Discussions of the criminal nature of immigrants inevitably accompany large movements of people, when old patterns of settlement are dramatically disturbed by the flows of newcomers, the image of the ‘deviant immigrant’.
Representations of crime and deviance are deeply embedded in social structures and relationships within given societies. These representations mirror the inclusive and exclusive tendencies of the societies in which they emerge.
"They are dangerous others who threaten our safety and have no call on our fellow feeling. The appropriate reaction for society is one of social defence: we should defend ourselves against these dangerous enemies rather than concern ourselves with their welfare and prospects for rehabilitation."(Garland, 2001a: 184)
The deviant immigrant thus represents the polluting element, the quintessential other, which accompanies global transformations. Loader and Sparks (2002:104) point out that :
"It is also precisely under globalizing conditions that people’s sense of place – and of differences between ‘here/there’, ‘inside/outside’, ‘us/them’ – takes on renewed force as a structuring feature of social relations and culture; questions of crime, danger, safety, and order often today figuring pivotally in how the quotidian life of particular neighbourhoods, towns, cities, and nations is experienced, imagined, and defended."
Furthermore, in the context of the European Union, the talk about immigrant crime and cultural deviance serves as a vehicle for a debate about the contested nature of European identity
(Melossi, 2003). Discussions about terrorism, about unscrupulous trafficking networks and honour killings, play a central role in everyday police work, as well as, on the broader level, in the resurgence of the politics of xenophobia and in renewed debates on the fate of multiculturalism.

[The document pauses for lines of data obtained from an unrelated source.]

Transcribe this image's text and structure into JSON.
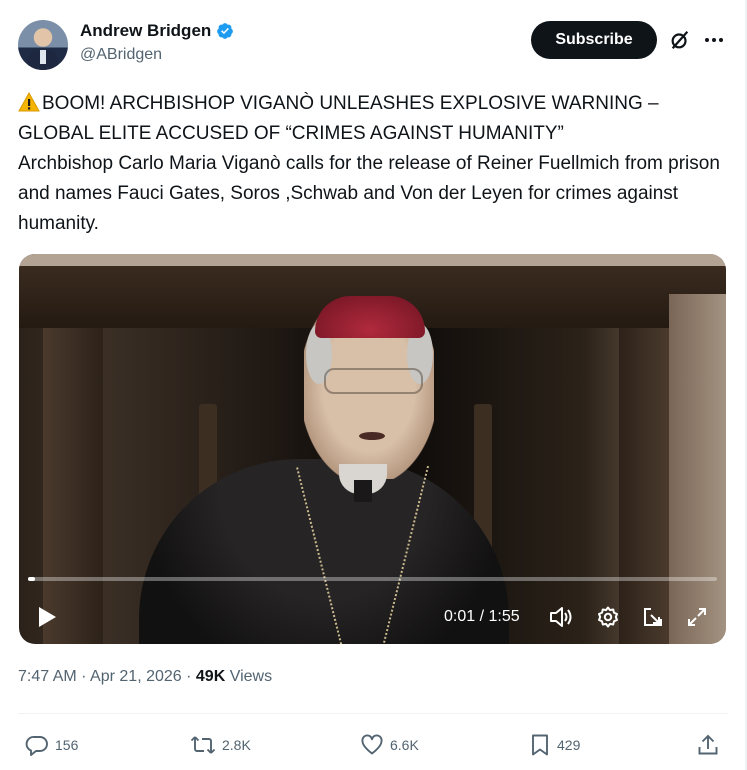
{
  "author": {
    "name": "Andrew Bridgen",
    "handle": "@ABridgen",
    "verified": true,
    "verified_color": "#1d9bf0"
  },
  "header": {
    "subscribe_label": "Subscribe",
    "grok_icon": "grok-icon",
    "more_icon": "more-icon"
  },
  "tweet": {
    "warning_icon": "warning-sign-icon",
    "line1": "BOOM! ARCHBISHOP VIGANÒ UNLEASHES EXPLOSIVE WARNING – GLOBAL ELITE ACCUSED OF “CRIMES AGAINST HUMANITY”",
    "line2": "Archbishop Carlo Maria Viganò calls for the release of Reiner Fuellmich from prison and names Fauci Gates, Soros ,Schwab and Von der Leyen for crimes against humanity."
  },
  "video": {
    "time": "0:01 / 1:55",
    "progress": 0.01
  },
  "meta": {
    "time": "7:47 AM",
    "separator": " · ",
    "date": "Apr 21, 2026",
    "views_count": "49K",
    "views_label": " Views"
  },
  "actions": {
    "replies": "156",
    "reposts": "2.8K",
    "likes": "6.6K",
    "bookmarks": "429"
  },
  "colors": {
    "text": "#0f1419",
    "secondary": "#536471",
    "subscribe_bg": "#0f1419"
  }
}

The discourse about the deviant immigrant therefore needs to be situated within a broader context of growing global divisions and insecurities. It clearly exemplifies how globalization is not only an ‘out there’ phenomenon’ but simultaneously an ‘in here’ development’ (Giddens, 1998). While influenced by profound global movements and transformations, the immigrant also finds himself or herself situated at the heart of local struggles for safety and security.